- **Your objective**: Leave the images out. Give every line below again, precisely.

- **Excerpted data**:
---*---
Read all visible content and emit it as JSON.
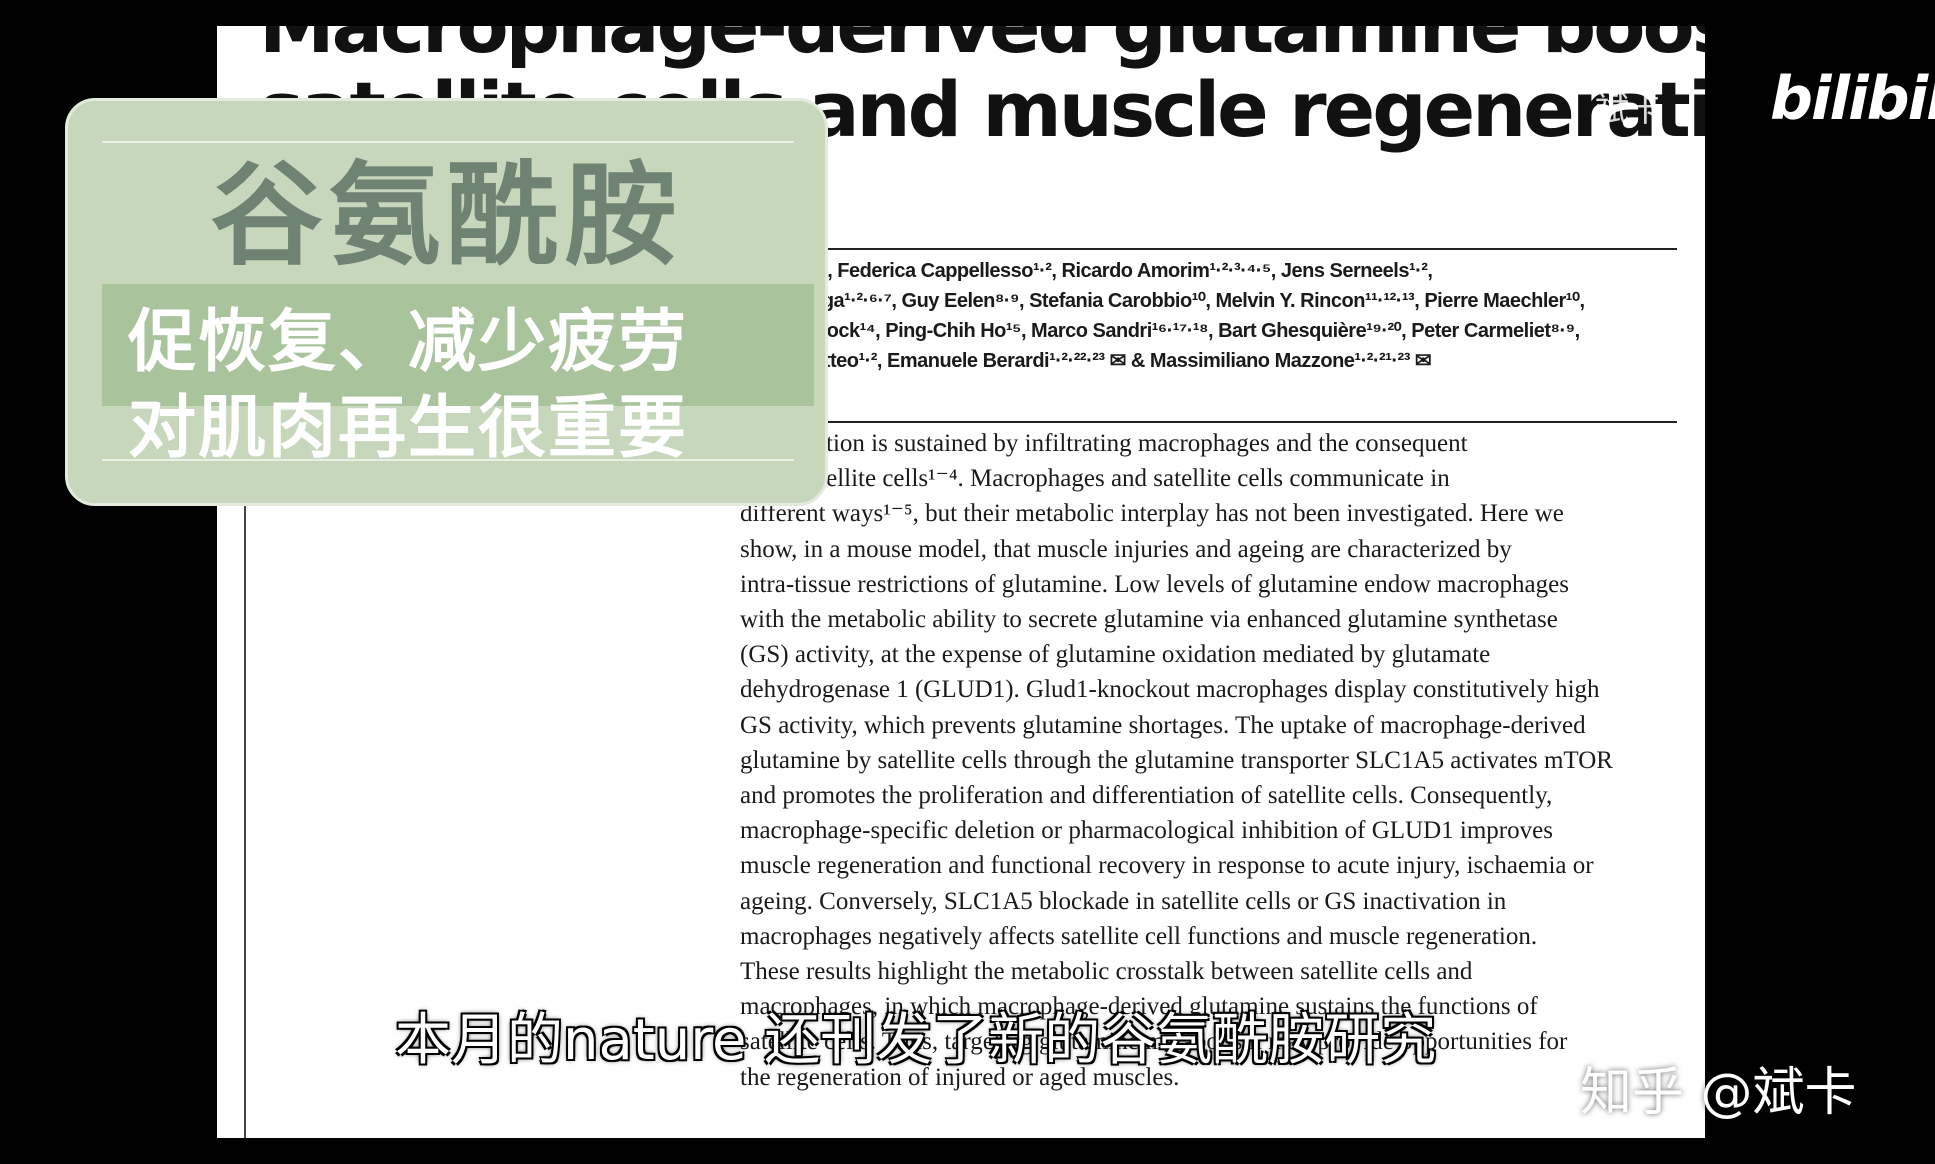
{
  "paper": {
    "title_lines": [
      "Macrophage-derived glutamine boosts",
      "satellite cells and muscle regeneration"
    ],
    "authors_lines": [
      "g¹·², Federica Cappellesso¹·², Ricardo Amorim¹·²·³·⁴·⁵, Jens Serneels¹·²,",
      "Virga¹·²·⁶·⁷, Guy Eelen⁸·⁹, Stefania Carobbio¹⁰, Melvin Y. Rincon¹¹·¹²·¹³, Pierre Maechler¹⁰,",
      "e Bock¹⁴, Ping-Chih Ho¹⁵, Marco Sandri¹⁶·¹⁷·¹⁸, Bart Ghesquière¹⁹·²⁰, Peter Carmeliet⁸·⁹,",
      "Matteo¹·², Emanuele Berardi¹·²·²²·²³ ✉ & Massimiliano Mazzone¹·²·²¹·²³ ✉"
    ],
    "abstract_lines": [
      "regeneration is sustained by infiltrating macrophages and the consequent",
      "on of satellite cells¹⁻⁴. Macrophages and satellite cells communicate in",
      "different ways¹⁻⁵, but their metabolic interplay has not been investigated. Here we",
      "show, in a mouse model, that muscle injuries and ageing are characterized by",
      "intra-tissue restrictions of glutamine. Low levels of glutamine endow macrophages",
      "with the metabolic ability to secrete glutamine via enhanced glutamine synthetase",
      "(GS) activity, at the expense of glutamine oxidation mediated by glutamate",
      "dehydrogenase 1 (GLUD1). Glud1-knockout macrophages display constitutively high",
      "GS activity, which prevents glutamine shortages. The uptake of macrophage-derived",
      "glutamine by satellite cells through the glutamine transporter SLC1A5 activates mTOR",
      "and promotes the proliferation and differentiation of satellite cells. Consequently,",
      "macrophage-specific deletion or pharmacological inhibition of GLUD1 improves",
      "muscle regeneration and functional recovery in response to acute injury, ischaemia or",
      "ageing. Conversely, SLC1A5 blockade in satellite cells or GS inactivation in",
      "macrophages negatively affects satellite cell functions and muscle regeneration.",
      "These results highlight the metabolic crosstalk between satellite cells and",
      "macrophages, in which macrophage-derived glutamine sustains the functions of",
      "satellite cells. Thus, targeting glutamine metabolism may provide opportunities for",
      "the regeneration of injured or aged muscles."
    ]
  },
  "badge": {
    "title": "谷氨酰胺",
    "subtitle_line1": "促恢复、减少疲劳",
    "subtitle_line2": "对肌肉再生很重要"
  },
  "overlay": {
    "caption": "本月的nature 还刊发了新的谷氨酰胺研究",
    "watermark": "知乎 @斌卡",
    "logo_text": "bilibili",
    "logo_user": "斌卡"
  },
  "colors": {
    "badge_bg": "#c6d7bc",
    "badge_dark": "#a9c39d",
    "badge_title": "#6f8372"
  }
}
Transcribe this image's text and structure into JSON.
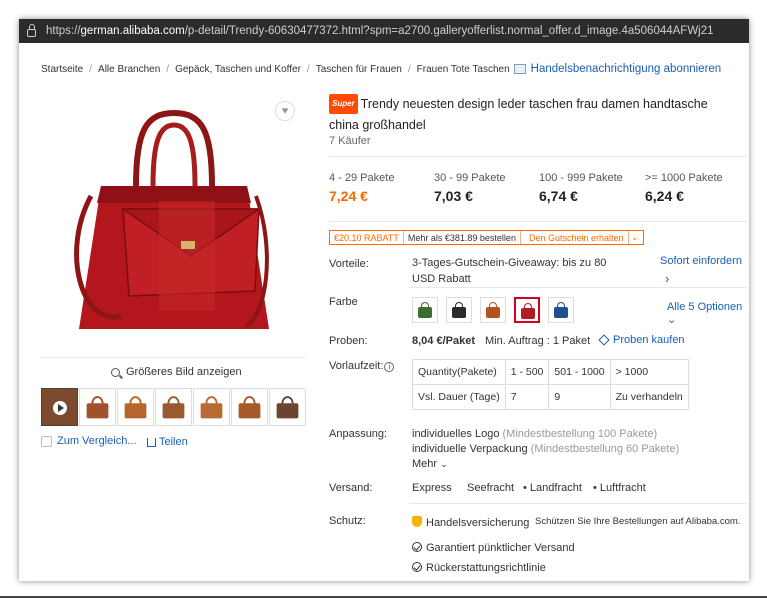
{
  "browser": {
    "url_prefix": "https://",
    "url_host": "german.alibaba.com",
    "url_path": "/p-detail/Trendy-60630477372.html?spm=a2700.galleryofferlist.normal_offer.d_image.4a506044AFWj21"
  },
  "breadcrumb": {
    "items": [
      "Startseite",
      "Alle Branchen",
      "Gepäck, Taschen und Koffer",
      "Taschen für Frauen",
      "Frauen Tote Taschen"
    ],
    "subscribe_label": "Handelsbenachrichtigung abonnieren"
  },
  "gallery": {
    "zoom_label": "Größeres Bild anzeigen",
    "thumb_colors": [
      "#7b4a2c",
      "#a0522d",
      "#b5652e",
      "#9a5a30",
      "#b86a35",
      "#a65a2a",
      "#6b4530"
    ],
    "compare_label": "Zum Vergleich...",
    "share_label": "Teilen"
  },
  "product": {
    "badge": "Super",
    "title": "Trendy neuesten design leder taschen frau damen handtasche china großhandel",
    "buyers": "7 Käufer",
    "tiers": [
      {
        "range": "4 - 29 Pakete",
        "price": "7,24 €"
      },
      {
        "range": "30 - 99 Pakete",
        "price": "7,03 €"
      },
      {
        "range": "100 - 999 Pakete",
        "price": "6,74 €"
      },
      {
        "range": ">= 1000 Pakete",
        "price": "6,24 €"
      }
    ],
    "coupon": {
      "amount": "€20.10 RABATT",
      "condition": "Mehr als €381.89 bestellen",
      "action": "Den Gutschein erhalten"
    },
    "benefits": {
      "label": "Vorteile:",
      "text": "3-Tages-Gutschein-Giveaway: bis zu 80 USD Rabatt",
      "action": "Sofort einfordern",
      "arrow": "›"
    },
    "color": {
      "label": "Farbe",
      "swatches": [
        "#3e6b2e",
        "#2a2a2a",
        "#b5531d",
        "#b01c22",
        "#1f4f8f"
      ],
      "all_options": "Alle 5 Optionen",
      "chevron": "⌄"
    },
    "samples": {
      "label": "Proben:",
      "price": "8,04 €/Paket",
      "min_order": "Min. Auftrag : 1 Paket",
      "buy_label": "Proben kaufen"
    },
    "lead_time": {
      "label": "Vorlaufzeit:",
      "info": "i",
      "header": [
        "Quantity(Pakete)",
        "1 - 500",
        "501 - 1000",
        "> 1000"
      ],
      "row": [
        "Vsl. Dauer (Tage)",
        "7",
        "9",
        "Zu verhandeln"
      ]
    },
    "customization": {
      "label": "Anpassung:",
      "items": [
        {
          "name": "individuelles Logo",
          "note": "(Mindestbestellung 100 Pakete)"
        },
        {
          "name": "individuelle Verpackung",
          "note": "(Mindestbestellung 60 Pakete)"
        }
      ],
      "more": "Mehr"
    },
    "shipping": {
      "label": "Versand:",
      "methods": [
        "Express",
        "Seefracht",
        "Landfracht",
        "Luftfracht"
      ]
    },
    "protection": {
      "label": "Schutz:",
      "trade_assurance": "Handelsversicherung",
      "trade_note": "Schützen Sie Ihre Bestellungen auf Alibaba.com.",
      "items": [
        "Garantiert pünktlicher Versand",
        "Rückerstattungsrichtlinie"
      ]
    }
  }
}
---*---
- **Response to the task**:
Read all visible content and emit it as JSON.
{
  "paper": {
    "title_lines": [
      "Macrophage-derived glutamine boosts",
      "satellite cells and muscle regeneration"
    ],
    "authors_lines": [
      "g¹·², Federica Cappellesso¹·², Ricardo Amorim¹·²·³·⁴·⁵, Jens Serneels¹·²,",
      "Virga¹·²·⁶·⁷, Guy Eelen⁸·⁹, Stefania Carobbio¹⁰, Melvin Y. Rincon¹¹·¹²·¹³, Pierre Maechler¹⁰,",
      "e Bock¹⁴, Ping-Chih Ho¹⁵, Marco Sandri¹⁶·¹⁷·¹⁸, Bart Ghesquière¹⁹·²⁰, Peter Carmeliet⁸·⁹,",
      "Matteo¹·², Emanuele Berardi¹·²·²²·²³ ✉ & Massimiliano Mazzone¹·²·²¹·²³ ✉"
    ],
    "abstract_lines": [
      "regeneration is sustained by infiltrating macrophages and the consequent",
      "on of satellite cells¹⁻⁴. Macrophages and satellite cells communicate in",
      "different ways¹⁻⁵, but their metabolic interplay has not been investigated. Here we",
      "show, in a mouse model, that muscle injuries and ageing are characterized by",
      "intra-tissue restrictions of glutamine. Low levels of glutamine endow macrophages",
      "with the metabolic ability to secrete glutamine via enhanced glutamine synthetase",
      "(GS) activity, at the expense of glutamine oxidation mediated by glutamate",
      "dehydrogenase 1 (GLUD1). Glud1-knockout macrophages display constitutively high",
      "GS activity, which prevents glutamine shortages. The uptake of macrophage-derived",
      "glutamine by satellite cells through the glutamine transporter SLC1A5 activates mTOR",
      "and promotes the proliferation and differentiation of satellite cells. Consequently,",
      "macrophage-specific deletion or pharmacological inhibition of GLUD1 improves",
      "muscle regeneration and functional recovery in response to acute injury, ischaemia or",
      "ageing. Conversely, SLC1A5 blockade in satellite cells or GS inactivation in",
      "macrophages negatively affects satellite cell functions and muscle regeneration.",
      "These results highlight the metabolic crosstalk between satellite cells and",
      "macrophages, in which macrophage-derived glutamine sustains the functions of",
      "satellite cells. Thus, targeting glutamine metabolism may provide opportunities for",
      "the regeneration of injured or aged muscles."
    ]
  },
  "badge": {
    "title": "谷氨酰胺",
    "subtitle_line1": "促恢复、减少疲劳",
    "subtitle_line2": "对肌肉再生很重要"
  },
  "overlay": {
    "caption": "本月的nature 还刊发了新的谷氨酰胺研究",
    "watermark": "知乎 @斌卡",
    "logo_text": "bilibili",
    "logo_user": "斌卡"
  },
  "colors": {
    "badge_bg": "#c6d7bc",
    "badge_dark": "#a9c39d",
    "badge_title": "#6f8372"
  }
}
Transcribe this image's text and structure into JSON.
{
  "browser": {
    "url_prefix": "https://",
    "url_host": "german.alibaba.com",
    "url_path": "/p-detail/Trendy-60630477372.html?spm=a2700.galleryofferlist.normal_offer.d_image.4a506044AFWj21"
  },
  "breadcrumb": {
    "items": [
      "Startseite",
      "Alle Branchen",
      "Gepäck, Taschen und Koffer",
      "Taschen für Frauen",
      "Frauen Tote Taschen"
    ],
    "subscribe_label": "Handelsbenachrichtigung abonnieren"
  },
  "gallery": {
    "zoom_label": "Größeres Bild anzeigen",
    "thumb_colors": [
      "#7b4a2c",
      "#a0522d",
      "#b5652e",
      "#9a5a30",
      "#b86a35",
      "#a65a2a",
      "#6b4530"
    ],
    "compare_label": "Zum Vergleich...",
    "share_label": "Teilen"
  },
  "product": {
    "badge": "Super",
    "title": "Trendy neuesten design leder taschen frau damen handtasche china großhandel",
    "buyers": "7 Käufer",
    "tiers": [
      {
        "range": "4 - 29 Pakete",
        "price": "7,24 €"
      },
      {
        "range": "30 - 99 Pakete",
        "price": "7,03 €"
      },
      {
        "range": "100 - 999 Pakete",
        "price": "6,74 €"
      },
      {
        "range": ">= 1000 Pakete",
        "price": "6,24 €"
      }
    ],
    "coupon": {
      "amount": "€20.10 RABATT",
      "condition": "Mehr als €381.89 bestellen",
      "action": "Den Gutschein erhalten"
    },
    "benefits": {
      "label": "Vorteile:",
      "text": "3-Tages-Gutschein-Giveaway: bis zu 80 USD Rabatt",
      "action": "Sofort einfordern",
      "arrow": "›"
    },
    "color": {
      "label": "Farbe",
      "swatches": [
        "#3e6b2e",
        "#2a2a2a",
        "#b5531d",
        "#b01c22",
        "#1f4f8f"
      ],
      "all_options": "Alle 5 Optionen",
      "chevron": "⌄"
    },
    "samples": {
      "label": "Proben:",
      "price": "8,04 €/Paket",
      "min_order": "Min. Auftrag : 1 Paket",
      "buy_label": "Proben kaufen"
    },
    "lead_time": {
      "label": "Vorlaufzeit:",
      "info": "i",
      "header": [
        "Quantity(Pakete)",
        "1 - 500",
        "501 - 1000",
        "> 1000"
      ],
      "row": [
        "Vsl. Dauer (Tage)",
        "7",
        "9",
        "Zu verhandeln"
      ]
    },
    "customization": {
      "label": "Anpassung:",
      "items": [
        {
          "name": "individuelles Logo",
          "note": "(Mindestbestellung 100 Pakete)"
        },
        {
          "name": "individuelle Verpackung",
          "note": "(Mindestbestellung 60 Pakete)"
        }
      ],
      "more": "Mehr"
    },
    "shipping": {
      "label": "Versand:",
      "methods": [
        "Express",
        "Seefracht",
        "Landfracht",
        "Luftfracht"
      ]
    },
    "protection": {
      "label": "Schutz:",
      "trade_assurance": "Handelsversicherung",
      "trade_note": "Schützen Sie Ihre Bestellungen auf Alibaba.com.",
      "items": [
        "Garantiert pünktlicher Versand",
        "Rückerstattungsrichtlinie"
      ]
    }
  }
}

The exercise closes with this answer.